Very cool (for Heath Robinson values of cool). Straying OT even further, it reminds me of a Simon Starling artwork I saw a couple of years ago, D1–Z1 [22,686,575:1]

The Zuse Z1 was an early (1930s) electro-mechanical digital computer, which used 35mm film as its punch tape. Starling created a 30-second CGI reconstruction of the Z1's mechanism*, then had it copied onto 35mm film, and used a modifed mid-century German film projector to loop the film on the gallery wall.



*The digital animation was 22,686,575 times larger than the Z1's memory, hence the piece's title.

(For more info, see http://www.tate.org.uk/art/artworks/starling-d1-z1-22-686-575-1-t13241/text-summary )

Re: BW film speed in the past
« Reply #45 on: January 01, 2017, 01:07:52 pm »
Surely you've seen the film "Blow-Up"

I watched it yesterday, thanks for the tip.

I was impressed that they used a yellow light in the darkroom scenes, instead of the usual MovieOS red light - surely filmmakers, of all people, will have been in an actual darkroom?

Also  the five second exposure when shooting with a couple of 200W floods, and the fact he didn't attempt to photograph the body in the park with only the light from the neon advert and the moon.
Quote from: tiermat
that's not science, it's semantics.

Re: BW film speed in the past
« Reply #46 on: January 02, 2017, 11:31:16 am »
Yellow light (actually a special dark amber) is only good for multigrade papers, surely?  For normal orthochromatic paper you need a red light.
Never tell me the odds.

David Martin

  • Thats Dr Oi You thankyouverymuch
Re: BW film speed in the past
« Reply #47 on: January 02, 2017, 12:00:38 pm »
The safelight colour depends on the paper in use. Multigrade is more sensitive than standard papers. Some papers/films use green safelights.
"By creating we think.
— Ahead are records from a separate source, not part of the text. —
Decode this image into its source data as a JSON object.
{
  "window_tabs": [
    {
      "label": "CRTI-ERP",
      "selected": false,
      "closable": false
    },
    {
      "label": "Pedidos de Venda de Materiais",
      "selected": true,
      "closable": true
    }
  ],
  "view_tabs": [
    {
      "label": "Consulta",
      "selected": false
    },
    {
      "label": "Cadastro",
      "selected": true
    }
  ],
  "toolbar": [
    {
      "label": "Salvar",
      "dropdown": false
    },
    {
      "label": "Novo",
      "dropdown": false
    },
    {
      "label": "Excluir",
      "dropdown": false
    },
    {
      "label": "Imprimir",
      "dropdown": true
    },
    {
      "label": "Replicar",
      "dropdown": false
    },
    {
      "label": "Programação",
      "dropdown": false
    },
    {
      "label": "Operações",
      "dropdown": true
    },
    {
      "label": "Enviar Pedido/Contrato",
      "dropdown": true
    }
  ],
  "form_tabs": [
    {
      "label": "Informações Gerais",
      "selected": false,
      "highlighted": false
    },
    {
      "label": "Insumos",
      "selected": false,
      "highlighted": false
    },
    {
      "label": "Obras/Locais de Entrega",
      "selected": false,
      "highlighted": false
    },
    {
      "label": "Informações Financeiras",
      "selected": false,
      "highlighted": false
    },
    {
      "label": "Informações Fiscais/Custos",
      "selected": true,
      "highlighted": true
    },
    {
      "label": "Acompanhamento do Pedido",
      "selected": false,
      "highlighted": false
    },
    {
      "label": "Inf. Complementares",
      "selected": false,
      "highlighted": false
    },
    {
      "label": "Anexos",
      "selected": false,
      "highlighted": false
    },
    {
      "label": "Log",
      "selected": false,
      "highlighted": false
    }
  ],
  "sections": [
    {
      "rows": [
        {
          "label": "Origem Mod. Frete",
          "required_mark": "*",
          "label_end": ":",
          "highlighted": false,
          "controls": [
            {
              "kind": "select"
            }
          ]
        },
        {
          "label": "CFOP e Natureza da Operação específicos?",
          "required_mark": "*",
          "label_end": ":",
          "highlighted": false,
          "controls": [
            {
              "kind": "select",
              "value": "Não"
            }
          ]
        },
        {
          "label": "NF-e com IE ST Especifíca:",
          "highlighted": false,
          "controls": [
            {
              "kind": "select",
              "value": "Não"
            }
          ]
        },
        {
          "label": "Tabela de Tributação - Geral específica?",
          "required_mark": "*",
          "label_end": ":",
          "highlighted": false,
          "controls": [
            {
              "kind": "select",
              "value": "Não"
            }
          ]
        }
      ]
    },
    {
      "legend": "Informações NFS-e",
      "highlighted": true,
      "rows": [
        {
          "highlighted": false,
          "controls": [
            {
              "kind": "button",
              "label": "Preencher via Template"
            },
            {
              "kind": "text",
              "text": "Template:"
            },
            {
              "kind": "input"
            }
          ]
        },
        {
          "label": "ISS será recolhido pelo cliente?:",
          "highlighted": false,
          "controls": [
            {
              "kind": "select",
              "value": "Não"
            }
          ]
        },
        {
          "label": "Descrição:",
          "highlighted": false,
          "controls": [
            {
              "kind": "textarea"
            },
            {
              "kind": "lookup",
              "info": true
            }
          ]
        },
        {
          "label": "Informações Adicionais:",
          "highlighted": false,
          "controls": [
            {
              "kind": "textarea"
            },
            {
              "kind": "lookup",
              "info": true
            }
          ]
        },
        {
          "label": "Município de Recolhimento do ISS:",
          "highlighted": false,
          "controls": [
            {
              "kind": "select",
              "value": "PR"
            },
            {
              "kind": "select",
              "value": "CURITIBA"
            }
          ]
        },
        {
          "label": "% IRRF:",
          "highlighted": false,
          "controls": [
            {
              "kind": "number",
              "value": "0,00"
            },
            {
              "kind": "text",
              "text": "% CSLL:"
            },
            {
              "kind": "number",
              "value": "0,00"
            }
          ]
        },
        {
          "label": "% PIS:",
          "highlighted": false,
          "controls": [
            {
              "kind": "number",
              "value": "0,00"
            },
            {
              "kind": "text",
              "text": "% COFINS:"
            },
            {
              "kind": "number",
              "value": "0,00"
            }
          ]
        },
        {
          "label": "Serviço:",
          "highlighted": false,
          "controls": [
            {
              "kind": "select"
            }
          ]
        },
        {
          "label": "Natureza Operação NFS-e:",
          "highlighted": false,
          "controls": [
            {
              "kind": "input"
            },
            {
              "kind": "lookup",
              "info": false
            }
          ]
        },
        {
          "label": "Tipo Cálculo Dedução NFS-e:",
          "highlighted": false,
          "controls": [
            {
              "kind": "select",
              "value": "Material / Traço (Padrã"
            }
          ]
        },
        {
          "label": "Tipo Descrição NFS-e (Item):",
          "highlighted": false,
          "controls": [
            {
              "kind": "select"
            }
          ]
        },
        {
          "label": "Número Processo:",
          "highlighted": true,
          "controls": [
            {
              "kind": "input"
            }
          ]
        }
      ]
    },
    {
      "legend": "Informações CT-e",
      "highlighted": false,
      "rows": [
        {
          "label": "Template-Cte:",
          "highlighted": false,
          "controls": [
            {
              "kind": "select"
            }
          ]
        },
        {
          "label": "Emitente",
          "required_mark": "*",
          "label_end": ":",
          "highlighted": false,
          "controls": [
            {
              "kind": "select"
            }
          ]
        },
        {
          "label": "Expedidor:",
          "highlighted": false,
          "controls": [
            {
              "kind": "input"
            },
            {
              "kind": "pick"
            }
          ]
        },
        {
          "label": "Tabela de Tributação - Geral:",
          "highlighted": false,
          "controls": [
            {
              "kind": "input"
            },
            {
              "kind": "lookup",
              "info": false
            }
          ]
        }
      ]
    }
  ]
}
By living we learn" - Patrick Geddes

Re: BW film speed in the past
« Reply #48 on: January 02, 2017, 12:30:39 pm »
Yellow light (actually a special dark amber) is only good for multigrade papers, surely?  For normal orthochromatic paper you need a red light.

Normal black and white photographic paper is not orthochromatic because (a) there's no need for it to be, you are not exposing to a coloured source; (b) it's more difficult/expensive to add green sensitivity; and (c) you wouldn't be able to use them under orange/yellow safelights. This applies to both multigrade and fixed contrast papers.

There are ortho films, such as Kodalith, which you can develop by inspection under a red safelight. They are normally used for graphic arts rather than pictorial photography.


Quote from: tiermat
that's not science, it's semantics.

LEE

  • "Shut Up Jens" - Legs.
Re: BW film speed in the past
« Reply #49 on: January 02, 2017, 12:36:59 pm »
My darkroom light was Olive Green.
Some people say I'm self-obsessed but that's enough about them.